In February 2008, British Telecommunications (BT) introduced automatically renewing, or "rollover", contracts into the UK market for fixed-voice telephone service. These contracts included a 12-month Minimum Contract Period (MCP) with associated Early Termination Charges (ETCs). Unless customers opted out, at the end of the 12 months they would automatically be rolled over into a new MCP and face new ETCs if they later wished to leave BT. Using a unique, disaggregate, customer billing dataset, we measure the impact of rollover contracts on BT customers’ decision to switch to another provider. We find that, controlling for the effects of tenure, broadband purchase, price discounts, and self-selection, rollover households switch after their first MCP 34.8% (54.8%) less than comparable customers on standard plans (fixed-term contracts). These imply rollover contracts induce switching costs on the order of 33.0% of the monthly price of the average BT fixed-voice telephone service. This raises significant concerns about the competitive effects of such contracts in media and telecommunications markets.

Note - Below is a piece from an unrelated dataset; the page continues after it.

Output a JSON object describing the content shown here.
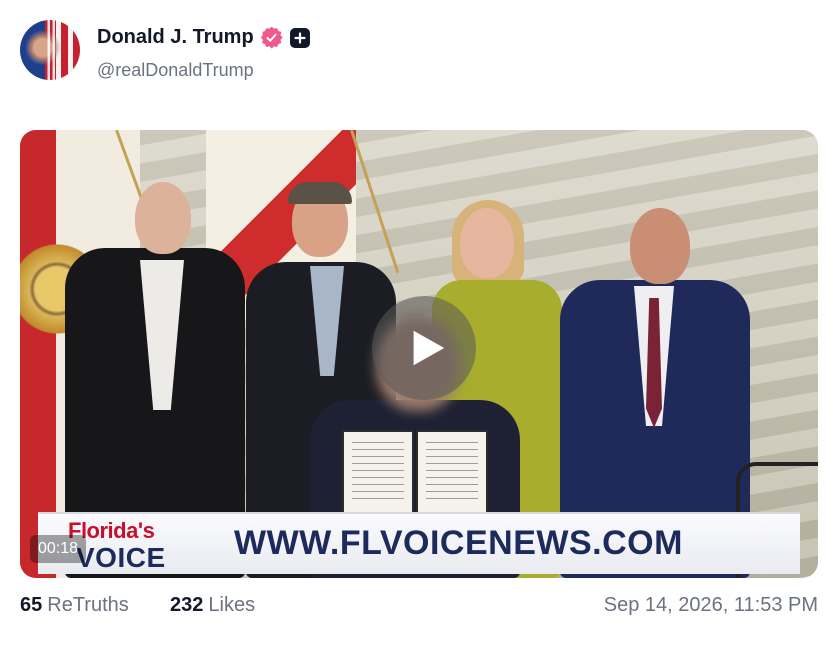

979 - Endogenous Product Choice: A Progress Report
Empirical models of differentiated product demand are widely used by both aca- demics and practitioners. While these methods treat carefully the potential endogene- ity of price, until recently they have assumed the number and characteristics of the products offered by firms are exogenous. This paper presents a progress report on an ongoing research agenda to address this issue. First, it summarizes how the appropriate choice of "orthogonal" instruments can yield consistent estimates of own and cross-price elasticities in the presence of endogenous product characteristics. Second, it summarizes how to measure "quality markups" and the welfare consequences of endogenous prod- uct quality in U.S. cable television markets. Related papers and extensions to consider multiple product characteristics and dynamics are also discussed.
978 - Self-Centered Beliefs : An Empirical Approach
We perform an experiment designed to assess the accuracy of beliefs about distributions. The beliefs relate to behavior (mobile phone purchasing decisions, hypothetical restaurant choices), attitudes (happiness, politics) and observable characteristics (height, weight) and are typically formed through real world experiences. We find a powerful and ubiquitous bias in perceptions that is \self-centered" in the sense that an individual's beliefs about the population distribution changes with their own position in the distribution. In particular, those at extremes tend to perceive themselves as closer to the middle of the distribution than is the case. We discuss possible explanations for this bias.
977 - The Household Effects of Government Spending
This paper provides new evidence on the effects of fiscal policy by studying, using household-level data, how households respond to shifts in government spending. Our identification strategy allows us to control for time-specific aggregate effects, such as the stance of monetary policy or the U.S.-wide business cycle. However, it potentially prevents us from estimating the wealth effects associated with a shift in spending. We find significant heterogeneity in households' response to a spending shock; the effects appear vary over time depending, among other factors, on the state of business cycle and, at a lower frequency, on the composition of employment (such as the share of workers in part-time jobs). Shifts in spending could also have important distributional effects that are lost when estimating an aggregate multiplier. Heads of households working relatively few (weekly) hours, for instance, suffer from a spending shock of the type we analyzed: their consumption falls, their hours increase and their real wages fall.
976 - Probability Distributions or Point Predictions? Survey Forecasts of US Output Growth and Inflation
We consider whether survey respondents.probability distributions, reported as histograms, provide reliable and coherent point predictions, when viewed through the lens of a Bayesian learning model, and whether they are well calibrated more generally. We argue that a role remains for eliciting directly-reported point predictions in surveys of professional forecasters.